What is being asked -
The full set of records must be printed exactly as given.

(Stored items from a collection)
<<<<

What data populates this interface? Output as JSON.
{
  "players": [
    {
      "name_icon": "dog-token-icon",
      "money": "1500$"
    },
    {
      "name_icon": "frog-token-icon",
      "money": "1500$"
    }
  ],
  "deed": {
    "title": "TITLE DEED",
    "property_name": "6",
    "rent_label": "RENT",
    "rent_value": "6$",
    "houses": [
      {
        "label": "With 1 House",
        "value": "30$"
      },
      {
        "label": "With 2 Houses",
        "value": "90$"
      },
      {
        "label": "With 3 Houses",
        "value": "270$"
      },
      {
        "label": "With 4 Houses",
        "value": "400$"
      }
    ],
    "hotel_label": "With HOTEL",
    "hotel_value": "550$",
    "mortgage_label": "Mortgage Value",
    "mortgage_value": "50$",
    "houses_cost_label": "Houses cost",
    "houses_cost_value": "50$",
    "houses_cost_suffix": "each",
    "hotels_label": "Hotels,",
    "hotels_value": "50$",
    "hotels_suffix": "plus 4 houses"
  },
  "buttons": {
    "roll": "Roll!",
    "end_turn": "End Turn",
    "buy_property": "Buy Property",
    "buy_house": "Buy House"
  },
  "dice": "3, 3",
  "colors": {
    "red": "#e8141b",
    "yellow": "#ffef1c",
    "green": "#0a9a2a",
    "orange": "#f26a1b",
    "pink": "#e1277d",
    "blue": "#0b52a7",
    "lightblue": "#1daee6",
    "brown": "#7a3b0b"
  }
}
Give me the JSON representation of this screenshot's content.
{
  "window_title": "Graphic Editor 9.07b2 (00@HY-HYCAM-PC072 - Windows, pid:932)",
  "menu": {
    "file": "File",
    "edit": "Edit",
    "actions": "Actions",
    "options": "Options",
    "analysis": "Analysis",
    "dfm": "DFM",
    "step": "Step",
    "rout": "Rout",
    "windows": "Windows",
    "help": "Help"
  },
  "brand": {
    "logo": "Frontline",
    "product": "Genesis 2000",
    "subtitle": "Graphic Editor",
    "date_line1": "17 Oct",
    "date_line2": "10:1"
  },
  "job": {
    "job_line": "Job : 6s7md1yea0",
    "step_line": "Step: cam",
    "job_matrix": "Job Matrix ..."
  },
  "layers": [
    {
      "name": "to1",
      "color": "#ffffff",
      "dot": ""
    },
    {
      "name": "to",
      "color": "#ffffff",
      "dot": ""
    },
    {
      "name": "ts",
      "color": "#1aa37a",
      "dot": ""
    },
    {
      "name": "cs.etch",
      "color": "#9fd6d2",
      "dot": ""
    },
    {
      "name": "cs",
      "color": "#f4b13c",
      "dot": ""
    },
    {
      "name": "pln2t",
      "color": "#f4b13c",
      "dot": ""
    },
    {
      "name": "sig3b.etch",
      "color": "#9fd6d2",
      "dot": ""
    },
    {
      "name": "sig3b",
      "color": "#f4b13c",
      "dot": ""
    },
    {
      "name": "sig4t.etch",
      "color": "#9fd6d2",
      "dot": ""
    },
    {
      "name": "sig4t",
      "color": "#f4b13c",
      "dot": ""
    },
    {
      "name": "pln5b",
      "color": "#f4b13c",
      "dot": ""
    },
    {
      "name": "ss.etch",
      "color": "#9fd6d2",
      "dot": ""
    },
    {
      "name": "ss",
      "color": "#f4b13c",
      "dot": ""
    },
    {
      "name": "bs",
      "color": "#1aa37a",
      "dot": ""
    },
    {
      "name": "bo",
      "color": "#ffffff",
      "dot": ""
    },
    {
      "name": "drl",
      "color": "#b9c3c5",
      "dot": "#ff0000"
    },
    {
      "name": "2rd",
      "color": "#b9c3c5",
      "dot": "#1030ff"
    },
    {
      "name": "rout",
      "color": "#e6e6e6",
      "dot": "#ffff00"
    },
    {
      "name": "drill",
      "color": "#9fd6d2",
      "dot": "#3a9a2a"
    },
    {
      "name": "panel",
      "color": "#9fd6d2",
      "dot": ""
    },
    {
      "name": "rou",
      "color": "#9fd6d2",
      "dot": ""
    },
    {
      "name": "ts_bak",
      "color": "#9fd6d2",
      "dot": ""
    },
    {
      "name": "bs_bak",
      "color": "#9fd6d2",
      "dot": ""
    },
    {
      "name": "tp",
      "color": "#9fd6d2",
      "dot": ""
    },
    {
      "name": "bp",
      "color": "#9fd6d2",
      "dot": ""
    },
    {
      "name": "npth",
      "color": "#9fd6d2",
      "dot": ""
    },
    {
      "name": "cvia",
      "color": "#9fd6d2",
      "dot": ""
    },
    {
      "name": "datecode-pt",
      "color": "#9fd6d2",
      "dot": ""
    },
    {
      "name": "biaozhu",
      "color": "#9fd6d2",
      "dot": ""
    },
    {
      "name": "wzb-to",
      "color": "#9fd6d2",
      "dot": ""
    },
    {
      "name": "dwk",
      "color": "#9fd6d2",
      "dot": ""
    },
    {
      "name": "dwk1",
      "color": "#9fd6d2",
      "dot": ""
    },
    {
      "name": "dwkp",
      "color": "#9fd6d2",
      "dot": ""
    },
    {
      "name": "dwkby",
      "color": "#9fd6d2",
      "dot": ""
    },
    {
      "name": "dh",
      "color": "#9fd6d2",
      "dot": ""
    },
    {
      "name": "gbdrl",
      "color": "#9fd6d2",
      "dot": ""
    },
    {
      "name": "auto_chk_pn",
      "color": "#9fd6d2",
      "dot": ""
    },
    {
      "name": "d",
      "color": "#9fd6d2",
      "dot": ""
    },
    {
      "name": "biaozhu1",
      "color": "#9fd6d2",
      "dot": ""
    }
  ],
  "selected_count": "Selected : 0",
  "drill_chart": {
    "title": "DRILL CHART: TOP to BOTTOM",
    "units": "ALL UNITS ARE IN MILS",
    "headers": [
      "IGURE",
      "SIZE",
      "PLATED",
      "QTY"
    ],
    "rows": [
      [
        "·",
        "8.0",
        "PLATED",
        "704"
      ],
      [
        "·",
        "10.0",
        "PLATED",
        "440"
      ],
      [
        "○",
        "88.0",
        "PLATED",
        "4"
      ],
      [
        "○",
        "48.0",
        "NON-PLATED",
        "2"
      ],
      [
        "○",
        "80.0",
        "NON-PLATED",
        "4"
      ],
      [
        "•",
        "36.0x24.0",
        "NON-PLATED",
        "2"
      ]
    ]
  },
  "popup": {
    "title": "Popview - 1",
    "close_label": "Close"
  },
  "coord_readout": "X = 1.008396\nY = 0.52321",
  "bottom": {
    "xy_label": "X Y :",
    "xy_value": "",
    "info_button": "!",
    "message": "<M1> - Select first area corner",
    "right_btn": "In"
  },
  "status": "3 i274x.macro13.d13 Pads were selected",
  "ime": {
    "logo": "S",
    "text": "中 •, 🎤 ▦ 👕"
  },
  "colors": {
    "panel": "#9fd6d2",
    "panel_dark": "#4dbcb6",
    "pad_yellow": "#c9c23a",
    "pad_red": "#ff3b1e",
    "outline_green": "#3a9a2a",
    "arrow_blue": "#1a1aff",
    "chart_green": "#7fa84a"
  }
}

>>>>

Your solution -
What data populates this interface? Output as JSON.
{
  "players": [
    {
      "name_icon": "dog-token-icon",
      "money": "1500$"
    },
    {
      "name_icon": "frog-token-icon",
      "money": "1500$"
    }
  ],
  "deed": {
    "title": "TITLE DEED",
    "property_name": "6",
    "rent_label": "RENT",
    "rent_value": "6$",
    "houses": [
      {
        "label": "With 1 House",
        "value": "30$"
      },
      {
        "label": "With 2 Houses",
        "value": "90$"
      },
      {
        "label": "With 3 Houses",
        "value": "270$"
      },
      {
        "label": "With 4 Houses",
        "value": "400$"
      }
    ],
    "hotel_label": "With HOTEL",
    "hotel_value": "550$",
    "mortgage_label": "Mortgage Value",
    "mortgage_value": "50$",
    "houses_cost_label": "Houses cost",
    "houses_cost_value": "50$",
    "houses_cost_suffix": "each",
    "hotels_label": "Hotels,",
    "hotels_value": "50$",
    "hotels_suffix": "plus 4 houses"
  },
  "buttons": {
    "roll": "Roll!",
    "end_turn": "End Turn",
    "buy_property": "Buy Property",
    "buy_house": "Buy House"
  },
  "dice": "3, 3",
  "colors": {
    "red": "#e8141b",
    "yellow": "#ffef1c",
    "green": "#0a9a2a",
    "orange": "#f26a1b",
    "pink": "#e1277d",
    "blue": "#0b52a7",
    "lightblue": "#1daee6",
    "brown": "#7a3b0b"
  }
}
Give me the JSON representation of this screenshot's content.
{
  "window_title": "Graphic Editor 9.07b2 (00@HY-HYCAM-PC072 - Windows, pid:932)",
  "menu": {
    "file": "File",
    "edit": "Edit",
    "actions": "Actions",
    "options": "Options",
    "analysis": "Analysis",
    "dfm": "DFM",
    "step": "Step",
    "rout": "Rout",
    "windows": "Windows",
    "help": "Help"
  },
  "brand": {
    "logo": "Frontline",
    "product": "Genesis 2000",
    "subtitle": "Graphic Editor",
    "date_line1": "17 Oct",
    "date_line2": "10:1"
  },
  "job": {
    "job_line": "Job : 6s7md1yea0",
    "step_line": "Step: cam",
    "job_matrix": "Job Matrix ..."
  },
  "layers": [
    {
      "name": "to1",
      "color": "#ffffff",
      "dot": ""
    },
    {
      "name": "to",
      "color": "#ffffff",
      "dot": ""
    },
    {
      "name": "ts",
      "color": "#1aa37a",
      "dot": ""
    },
    {
      "name": "cs.etch",
      "color": "#9fd6d2",
      "dot": ""
    },
    {
      "name": "cs",
      "color": "#f4b13c",
      "dot": ""
    },
    {
      "name": "pln2t",
      "color": "#f4b13c",
      "dot": ""
    },
    {
      "name": "sig3b.etch",
      "color": "#9fd6d2",
      "dot": ""
    },
    {
      "name": "sig3b",
      "color": "#f4b13c",
      "dot": ""
    },
    {
      "name": "sig4t.etch",
      "color": "#9fd6d2",
      "dot": ""
    },
    {
      "name": "sig4t",
      "color": "#f4b13c",
      "dot": ""
    },
    {
      "name": "pln5b",
      "color": "#f4b13c",
      "dot": ""
    },
    {
      "name": "ss.etch",
      "color": "#9fd6d2",
      "dot": ""
    },
    {
      "name": "ss",
      "color": "#f4b13c",
      "dot": ""
    },
    {
      "name": "bs",
      "color": "#1aa37a",
      "dot": ""
    },
    {
      "name": "bo",
      "color": "#ffffff",
      "dot": ""
    },
    {
      "name": "drl",
      "color": "#b9c3c5",
      "dot": "#ff0000"
    },
    {
      "name": "2rd",
      "color": "#b9c3c5",
      "dot": "#1030ff"
    },
    {
      "name": "rout",
      "color": "#e6e6e6",
      "dot": "#ffff00"
    },
    {
      "name": "drill",
      "color": "#9fd6d2",
      "dot": "#3a9a2a"
    },
    {
      "name": "panel",
      "color": "#9fd6d2",
      "dot": ""
    },
    {
      "name": "rou",
      "color": "#9fd6d2",
      "dot": ""
    },
    {
      "name": "ts_bak",
      "color": "#9fd6d2",
      "dot": ""
    },
    {
      "name": "bs_bak",
      "color": "#9fd6d2",
      "dot": ""
    },
    {
      "name": "tp",
      "color": "#9fd6d2",
      "dot": ""
    },
    {
      "name": "bp",
      "color": "#9fd6d2",
      "dot": ""
    },
    {
      "name": "npth",
      "color": "#9fd6d2",
      "dot": ""
    },
    {
      "name": "cvia",
      "color": "#9fd6d2",
      "dot": ""
    },
    {
      "name": "datecode-pt",
      "color": "#9fd6d2",
      "dot": ""
    },
    {
      "name": "biaozhu",
      "color": "#9fd6d2",
      "dot": ""
    },
    {
      "name": "wzb-to",
      "color": "#9fd6d2",
      "dot": ""
    },
    {
      "name": "dwk",
      "color": "#9fd6d2",
      "dot": ""
    },
    {
      "name": "dwk1",
      "color": "#9fd6d2",
      "dot": ""
    },
    {
      "name": "dwkp",
      "color": "#9fd6d2",
      "dot": ""
    },
    {
      "name": "dwkby",
      "color": "#9fd6d2",
      "dot": ""
    },
    {
      "name": "dh",
      "color": "#9fd6d2",
      "dot": ""
    },
    {
      "name": "gbdrl",
      "color": "#9fd6d2",
      "dot": ""
    },
    {
      "name": "auto_chk_pn",
      "color": "#9fd6d2",
      "dot": ""
    },
    {
      "name": "d",
      "color": "#9fd6d2",
      "dot": ""
    },
    {
      "name": "biaozhu1",
      "color": "#9fd6d2",
      "dot": ""
    }
  ],
  "selected_count": "Selected : 0",
  "drill_chart": {
    "title": "DRILL CHART: TOP to BOTTOM",
    "units": "ALL UNITS ARE IN MILS",
    "headers": [
      "IGURE",
      "SIZE",
      "PLATED",
      "QTY"
    ],
    "rows": [
      [
        "·",
        "8.0",
        "PLATED",
        "704"
      ],
      [
        "·",
        "10.0",
        "PLATED",
        "440"
      ],
      [
        "○",
        "88.0",
        "PLATED",
        "4"
      ],
      [
        "○",
        "48.0",
        "NON-PLATED",
        "2"
      ],
      [
        "○",
        "80.0",
        "NON-PLATED",
        "4"
      ],
      [
        "•",
        "36.0x24.0",
        "NON-PLATED",
        "2"
      ]
    ]
  },
  "popup": {
    "title": "Popview - 1",
    "close_label": "Close"
  },
  "coord_readout": "X = 1.008396\nY = 0.52321",
  "bottom": {
    "xy_label": "X Y :",
    "xy_value": "",
    "info_button": "!",
    "message": "<M1> - Select first area corner",
    "right_btn": "In"
  },
  "status": "3 i274x.macro13.d13 Pads were selected",
  "ime": {
    "logo": "S",
    "text": "中 •, 🎤 ▦ 👕"
  },
  "colors": {
    "panel": "#9fd6d2",
    "panel_dark": "#4dbcb6",
    "pad_yellow": "#c9c23a",
    "pad_red": "#ff3b1e",
    "outline_green": "#3a9a2a",
    "arrow_blue": "#1a1aff",
    "chart_green": "#7fa84a"
  }
}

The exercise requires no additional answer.